ASSIGNMENT >> Your answer should consist of every line from the records that holds the string "title".

Element data from apps and pages
○ ○ ○
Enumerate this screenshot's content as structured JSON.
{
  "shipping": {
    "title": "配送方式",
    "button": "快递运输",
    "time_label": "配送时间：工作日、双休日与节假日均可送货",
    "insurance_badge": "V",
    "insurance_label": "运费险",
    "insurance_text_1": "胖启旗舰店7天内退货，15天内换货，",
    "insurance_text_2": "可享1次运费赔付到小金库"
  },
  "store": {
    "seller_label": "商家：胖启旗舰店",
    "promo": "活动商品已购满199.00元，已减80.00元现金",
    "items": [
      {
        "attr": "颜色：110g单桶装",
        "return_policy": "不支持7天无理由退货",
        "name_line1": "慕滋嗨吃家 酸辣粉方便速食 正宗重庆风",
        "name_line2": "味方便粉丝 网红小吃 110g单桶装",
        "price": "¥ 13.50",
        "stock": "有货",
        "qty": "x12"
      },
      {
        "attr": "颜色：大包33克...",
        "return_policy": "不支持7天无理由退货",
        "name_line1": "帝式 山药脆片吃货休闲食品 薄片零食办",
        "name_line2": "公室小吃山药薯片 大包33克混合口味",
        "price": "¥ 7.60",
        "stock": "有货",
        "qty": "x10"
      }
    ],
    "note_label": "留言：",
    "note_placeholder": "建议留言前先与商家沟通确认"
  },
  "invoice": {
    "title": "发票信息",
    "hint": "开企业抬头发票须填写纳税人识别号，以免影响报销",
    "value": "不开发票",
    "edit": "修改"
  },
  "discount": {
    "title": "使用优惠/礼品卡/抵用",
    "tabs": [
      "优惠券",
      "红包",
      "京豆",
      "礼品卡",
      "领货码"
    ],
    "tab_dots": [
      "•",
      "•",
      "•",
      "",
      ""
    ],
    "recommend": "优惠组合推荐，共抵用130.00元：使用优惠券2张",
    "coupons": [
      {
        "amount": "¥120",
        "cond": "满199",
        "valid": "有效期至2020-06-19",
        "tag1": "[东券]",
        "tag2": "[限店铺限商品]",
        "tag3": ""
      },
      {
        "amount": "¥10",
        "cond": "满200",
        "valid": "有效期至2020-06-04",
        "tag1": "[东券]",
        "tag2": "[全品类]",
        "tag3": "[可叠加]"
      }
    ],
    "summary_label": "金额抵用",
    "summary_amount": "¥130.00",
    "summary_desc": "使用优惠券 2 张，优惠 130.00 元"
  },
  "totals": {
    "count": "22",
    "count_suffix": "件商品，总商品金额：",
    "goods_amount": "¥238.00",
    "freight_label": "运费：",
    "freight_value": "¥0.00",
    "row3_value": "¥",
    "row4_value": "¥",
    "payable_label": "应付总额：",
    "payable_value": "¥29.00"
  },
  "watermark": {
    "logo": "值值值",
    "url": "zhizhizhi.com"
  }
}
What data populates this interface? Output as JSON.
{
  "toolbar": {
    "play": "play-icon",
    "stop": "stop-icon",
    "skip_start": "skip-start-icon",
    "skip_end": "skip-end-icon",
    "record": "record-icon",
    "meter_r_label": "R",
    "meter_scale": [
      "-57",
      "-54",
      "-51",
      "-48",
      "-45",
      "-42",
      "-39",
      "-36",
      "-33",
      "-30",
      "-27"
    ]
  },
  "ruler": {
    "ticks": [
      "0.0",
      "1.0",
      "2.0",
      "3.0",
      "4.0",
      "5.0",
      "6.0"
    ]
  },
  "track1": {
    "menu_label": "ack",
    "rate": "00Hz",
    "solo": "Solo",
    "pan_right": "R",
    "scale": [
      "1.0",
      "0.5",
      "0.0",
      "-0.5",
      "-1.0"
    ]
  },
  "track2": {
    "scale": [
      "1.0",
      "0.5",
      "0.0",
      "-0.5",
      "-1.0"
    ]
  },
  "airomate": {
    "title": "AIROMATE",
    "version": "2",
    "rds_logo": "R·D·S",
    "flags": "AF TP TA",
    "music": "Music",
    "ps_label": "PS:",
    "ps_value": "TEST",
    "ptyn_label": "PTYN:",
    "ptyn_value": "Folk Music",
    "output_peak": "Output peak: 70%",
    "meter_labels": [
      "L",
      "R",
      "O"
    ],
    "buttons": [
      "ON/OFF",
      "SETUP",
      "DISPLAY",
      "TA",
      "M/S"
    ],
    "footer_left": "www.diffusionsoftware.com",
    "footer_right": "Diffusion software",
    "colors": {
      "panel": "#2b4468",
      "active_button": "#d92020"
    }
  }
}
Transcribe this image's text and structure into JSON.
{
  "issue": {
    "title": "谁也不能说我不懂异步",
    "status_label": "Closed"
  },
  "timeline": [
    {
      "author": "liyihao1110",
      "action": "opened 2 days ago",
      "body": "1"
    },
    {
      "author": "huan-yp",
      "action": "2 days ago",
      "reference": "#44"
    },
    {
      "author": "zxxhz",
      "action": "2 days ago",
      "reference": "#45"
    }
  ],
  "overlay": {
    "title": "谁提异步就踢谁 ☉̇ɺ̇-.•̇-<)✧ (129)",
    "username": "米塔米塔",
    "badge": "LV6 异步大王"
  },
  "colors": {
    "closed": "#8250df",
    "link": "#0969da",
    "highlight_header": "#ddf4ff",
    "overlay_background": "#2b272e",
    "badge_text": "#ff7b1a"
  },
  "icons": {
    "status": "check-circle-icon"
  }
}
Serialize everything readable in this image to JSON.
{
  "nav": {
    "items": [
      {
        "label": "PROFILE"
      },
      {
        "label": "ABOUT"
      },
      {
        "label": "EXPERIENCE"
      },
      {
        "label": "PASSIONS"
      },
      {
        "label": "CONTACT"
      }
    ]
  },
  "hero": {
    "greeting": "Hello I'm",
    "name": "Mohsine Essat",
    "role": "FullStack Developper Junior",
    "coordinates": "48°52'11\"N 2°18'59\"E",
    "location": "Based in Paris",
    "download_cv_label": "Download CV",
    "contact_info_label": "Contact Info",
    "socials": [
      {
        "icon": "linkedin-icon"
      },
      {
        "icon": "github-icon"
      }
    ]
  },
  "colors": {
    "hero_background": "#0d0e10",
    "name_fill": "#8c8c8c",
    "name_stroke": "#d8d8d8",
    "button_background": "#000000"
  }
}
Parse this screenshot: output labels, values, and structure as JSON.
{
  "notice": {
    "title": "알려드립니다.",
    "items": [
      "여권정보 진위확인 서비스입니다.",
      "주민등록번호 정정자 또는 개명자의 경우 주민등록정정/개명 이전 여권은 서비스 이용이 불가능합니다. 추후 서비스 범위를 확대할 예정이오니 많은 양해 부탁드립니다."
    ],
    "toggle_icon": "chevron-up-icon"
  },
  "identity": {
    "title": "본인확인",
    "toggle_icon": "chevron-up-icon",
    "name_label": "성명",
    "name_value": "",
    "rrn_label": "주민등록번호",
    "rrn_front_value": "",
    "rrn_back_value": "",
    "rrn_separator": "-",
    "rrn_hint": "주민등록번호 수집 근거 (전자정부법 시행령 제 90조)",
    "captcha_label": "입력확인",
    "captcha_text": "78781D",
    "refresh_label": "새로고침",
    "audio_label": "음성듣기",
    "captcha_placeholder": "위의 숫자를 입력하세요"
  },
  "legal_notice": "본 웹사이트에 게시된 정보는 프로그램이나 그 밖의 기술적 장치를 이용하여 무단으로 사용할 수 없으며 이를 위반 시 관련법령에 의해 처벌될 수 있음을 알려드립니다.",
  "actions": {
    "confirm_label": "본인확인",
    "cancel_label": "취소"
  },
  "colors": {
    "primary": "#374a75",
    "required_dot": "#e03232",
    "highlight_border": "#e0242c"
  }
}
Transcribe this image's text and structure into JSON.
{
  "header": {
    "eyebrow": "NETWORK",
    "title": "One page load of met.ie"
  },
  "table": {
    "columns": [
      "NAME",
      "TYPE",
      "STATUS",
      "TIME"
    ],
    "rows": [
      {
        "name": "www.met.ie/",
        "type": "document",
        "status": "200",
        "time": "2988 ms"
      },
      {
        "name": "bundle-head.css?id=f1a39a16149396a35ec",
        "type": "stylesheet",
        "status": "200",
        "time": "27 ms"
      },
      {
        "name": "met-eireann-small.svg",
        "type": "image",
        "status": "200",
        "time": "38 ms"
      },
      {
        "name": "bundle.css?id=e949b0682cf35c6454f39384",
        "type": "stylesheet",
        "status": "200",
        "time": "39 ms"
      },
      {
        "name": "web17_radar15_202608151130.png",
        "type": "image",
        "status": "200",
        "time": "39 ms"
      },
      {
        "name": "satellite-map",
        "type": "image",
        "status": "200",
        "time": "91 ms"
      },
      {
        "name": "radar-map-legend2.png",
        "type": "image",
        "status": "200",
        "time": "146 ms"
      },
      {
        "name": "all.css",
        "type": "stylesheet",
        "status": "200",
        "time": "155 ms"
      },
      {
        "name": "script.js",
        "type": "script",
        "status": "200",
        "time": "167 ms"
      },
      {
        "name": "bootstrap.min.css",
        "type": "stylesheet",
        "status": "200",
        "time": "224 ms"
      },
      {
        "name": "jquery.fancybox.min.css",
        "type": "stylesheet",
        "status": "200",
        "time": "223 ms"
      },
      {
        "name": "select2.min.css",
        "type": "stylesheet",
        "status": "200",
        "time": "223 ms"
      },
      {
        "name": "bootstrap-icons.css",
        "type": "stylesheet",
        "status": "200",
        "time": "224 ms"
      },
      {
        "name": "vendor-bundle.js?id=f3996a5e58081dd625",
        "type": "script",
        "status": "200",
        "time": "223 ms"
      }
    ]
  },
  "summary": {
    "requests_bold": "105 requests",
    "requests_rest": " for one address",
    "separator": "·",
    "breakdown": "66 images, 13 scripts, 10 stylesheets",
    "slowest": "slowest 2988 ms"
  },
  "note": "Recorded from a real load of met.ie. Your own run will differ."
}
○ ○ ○
ANSWER SECTION >>
    "title": "配送方式",
    "title": "发票信息",
    "title": "使用优惠/礼品卡/抵用",
    "title": "AIROMATE",
    "title": "谁也不能说我不懂异步",
    "title": "谁提异步就踢谁 ☉̇ɺ̇-.•̇-<)✧ (129)",
    "title": "알려드립니다.",
    "title": "본인확인",
    "title": "One page load of met.ie"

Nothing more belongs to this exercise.